** Opening GIVEN DATA block **

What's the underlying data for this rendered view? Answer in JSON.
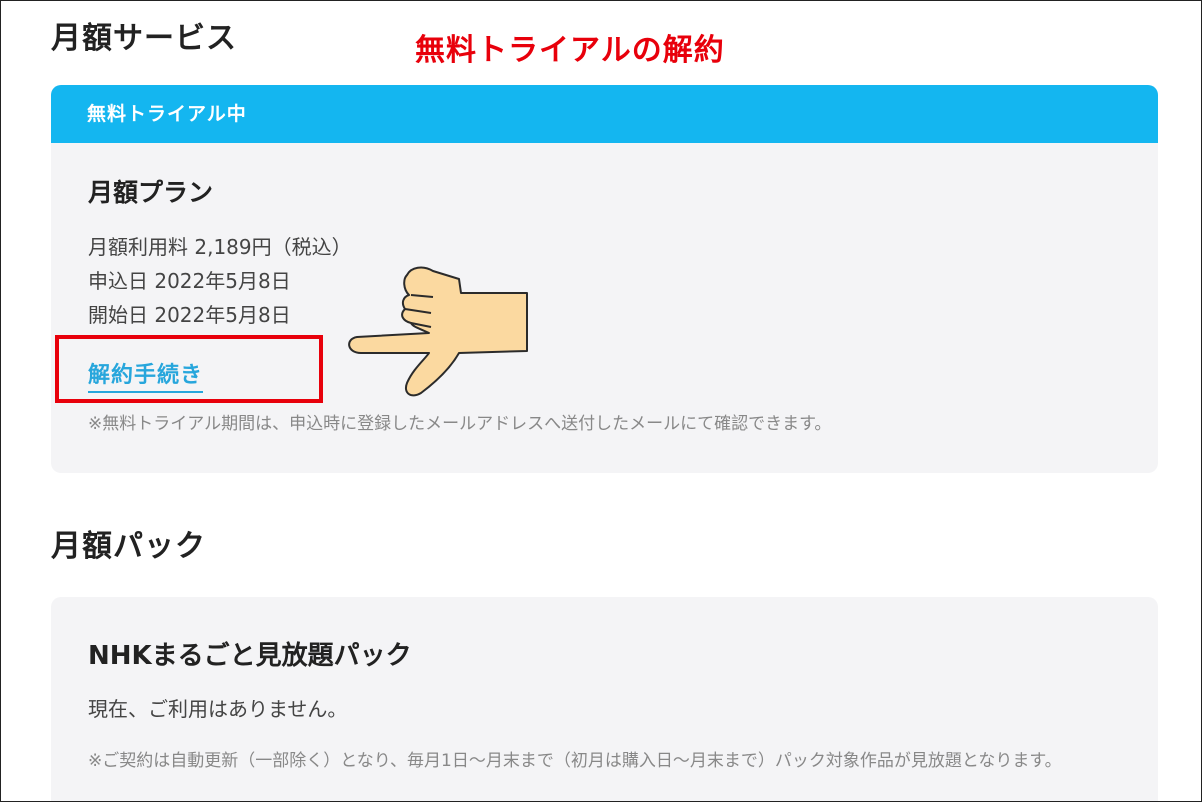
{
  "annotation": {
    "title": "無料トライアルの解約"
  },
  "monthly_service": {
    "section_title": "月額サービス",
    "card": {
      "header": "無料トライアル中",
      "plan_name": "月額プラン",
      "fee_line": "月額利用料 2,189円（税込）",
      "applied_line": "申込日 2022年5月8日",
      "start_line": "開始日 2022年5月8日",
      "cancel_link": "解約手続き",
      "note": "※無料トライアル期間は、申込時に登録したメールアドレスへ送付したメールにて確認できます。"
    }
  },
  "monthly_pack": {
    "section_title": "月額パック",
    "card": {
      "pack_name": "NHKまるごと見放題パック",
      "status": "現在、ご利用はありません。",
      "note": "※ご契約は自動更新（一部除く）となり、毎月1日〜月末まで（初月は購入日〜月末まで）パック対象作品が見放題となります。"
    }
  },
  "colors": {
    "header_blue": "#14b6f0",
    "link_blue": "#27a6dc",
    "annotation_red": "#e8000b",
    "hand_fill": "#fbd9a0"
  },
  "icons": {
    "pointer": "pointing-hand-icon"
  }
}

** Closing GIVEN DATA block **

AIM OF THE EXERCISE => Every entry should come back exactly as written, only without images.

ANSWER =>
What's the underlying data for this rendered view? Answer in JSON.
{
  "annotation": {
    "title": "無料トライアルの解約"
  },
  "monthly_service": {
    "section_title": "月額サービス",
    "card": {
      "header": "無料トライアル中",
      "plan_name": "月額プラン",
      "fee_line": "月額利用料 2,189円（税込）",
      "applied_line": "申込日 2022年5月8日",
      "start_line": "開始日 2022年5月8日",
      "cancel_link": "解約手続き",
      "note": "※無料トライアル期間は、申込時に登録したメールアドレスへ送付したメールにて確認できます。"
    }
  },
  "monthly_pack": {
    "section_title": "月額パック",
    "card": {
      "pack_name": "NHKまるごと見放題パック",
      "status": "現在、ご利用はありません。",
      "note": "※ご契約は自動更新（一部除く）となり、毎月1日〜月末まで（初月は購入日〜月末まで）パック対象作品が見放題となります。"
    }
  },
  "colors": {
    "header_blue": "#14b6f0",
    "link_blue": "#27a6dc",
    "annotation_red": "#e8000b",
    "hand_fill": "#fbd9a0"
  },
  "icons": {
    "pointer": "pointing-hand-icon"
  }
}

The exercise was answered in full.